On 3/10/07, Tom Lane <[EMAIL PROTECTED]> wrote:
I've been banging away on this since yesterday, and I think I've
achieved a full understanding of what's going on. There are three or
four different-looking pathologies but they all seem to arise from
the same problem: the update-chain-moving code assumes that
RECENTLY_DEAD tuples will never have update successors that are entirely
DEAD (according to HeapTupleSatisfiesVacuum). When faced with an
update chain in which that does happen, it can move the chain multiple
times, neglect to remove index entries for tuples that get truncated
away, crash on an Assert, or other interesting stuff. Here's an example
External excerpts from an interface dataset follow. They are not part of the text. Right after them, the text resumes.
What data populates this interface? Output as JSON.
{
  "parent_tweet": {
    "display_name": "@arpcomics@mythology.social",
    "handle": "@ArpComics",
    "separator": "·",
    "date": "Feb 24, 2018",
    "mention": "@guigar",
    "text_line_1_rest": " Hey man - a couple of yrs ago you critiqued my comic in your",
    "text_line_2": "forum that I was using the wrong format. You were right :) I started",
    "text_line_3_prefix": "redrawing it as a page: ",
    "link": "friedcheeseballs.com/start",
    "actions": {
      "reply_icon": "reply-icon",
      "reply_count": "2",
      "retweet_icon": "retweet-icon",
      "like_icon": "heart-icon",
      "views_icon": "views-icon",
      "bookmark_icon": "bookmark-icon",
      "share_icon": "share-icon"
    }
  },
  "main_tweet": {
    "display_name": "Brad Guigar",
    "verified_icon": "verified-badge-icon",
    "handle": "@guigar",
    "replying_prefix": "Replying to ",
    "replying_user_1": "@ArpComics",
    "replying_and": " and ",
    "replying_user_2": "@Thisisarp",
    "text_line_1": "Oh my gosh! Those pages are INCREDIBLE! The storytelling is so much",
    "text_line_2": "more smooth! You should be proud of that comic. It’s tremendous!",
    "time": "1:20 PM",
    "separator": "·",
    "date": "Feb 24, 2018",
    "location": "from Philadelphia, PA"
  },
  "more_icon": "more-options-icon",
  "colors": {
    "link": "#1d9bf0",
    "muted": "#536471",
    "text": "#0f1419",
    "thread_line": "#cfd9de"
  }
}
from some debug printouts I inserted into repair_frag:
It's not surprising that tuples could have xmax less than xmin, since
transactions can commit in orders different than they start; when using
READ COMMITTED updates it's not at all surprising that a transaction
might update rows after a later-numbered transaction does. However, in
looking at this code previously I'd assumed that the OldestXmin cutoff
could never fall between two such transactions, and so the above
scenario wouldn't happen. I'm not real sure why I thought that.
For the cases that VACUUM FULL is interested in, both XIDs mentioned
in a DEAD tuple must have committed before OldestXmin was computed, but
there doesn't seem to be a compelling reason why OldestXmin might not
have been determined by an unrelated third transaction with a number
between those two.
Sorry for replying late, I was away from the mails since yesterday. I
arrived at the same conclusion yesterday while fixing this for HOT. It
was much more common with HOT and the heavy concurrent
UPDATE test that I was trying. It was very surprising for me
as well. I always believed that we can *never* has a chain like:
RD - RD - D - D - RD - L
But thats not true. Thankfully ISTM that does not have any implication
on HOT, but I shall think more and confirm.
I had to introduce a hard-pruning mechanism to deal this in HOT
where we remove any DEAD_CHAIN tuples from the chain
before doing scan_heap.
I thought this should not be a problem in CVS HEAD though because
we vacuum_page() the block and mark DEAD tuples ~LP_USED.
And later while moving backward in the chain we break whenever
we find a tuple whose xmin < OldtestXmin assuming that to be
the start of the chain. My understanding is that these two things
together anyways break the chain into pieces and we move these
pieces together. But may be I am missing something or there
is some other corner case.
In general, I believe that the most likely cause for earlier reported
errors is that we are failing to clean up one or more index entries
in VACUUM FULL, thus causing all sorts of errors. I had a hard
time fixing this case for HOT.
I believe it's the case that any update chain members appearing before
a DEAD entry must in fact also be dead (ie, not listed as live in any
active snapshot) but a test based on OldestXmin hasn't got enough
resolution to prove that they are dead.
Does anyone want to argue that this is an error in the calculation of
OldestXmin (and if so, how would you propose to fix it)? If not, I'll
set to work on fixing the chain-moving logic. I think the correct
behavior is that we shouldn't consider DEAD tuples part of a movable
chain, and so in the above example there are two separate chains to move
not one. Alternatively we could try to recognize that the older part of
the chain is really dead and removable, but that seems complicated and
likely to introduce new bugs.
Seems like a good idea. But as I said above, my guess is we already
do that while moving backward in the chain. But I might be wrong.
I wonder whether this has any implications for HOT ...
Fortunately doesn't seem to be the case. VACUUM LAZY is fine
because we anyways don't declare a tuple DEAD if its in the
middle of a HOT-update chain. For VACUUM FULL, I am
removing any intermediate DEAD tuples, fix the chain and then
move the chain. We can actually do the same even for the
current implementation. This would require changing xmin of
the next tuple (when we remove a DEAD tuple in the chain) so
that xmax/xmin chain is preserved, but we are only changing
from one committed xmin to another committed xmin and hence
should not have any correctness implication.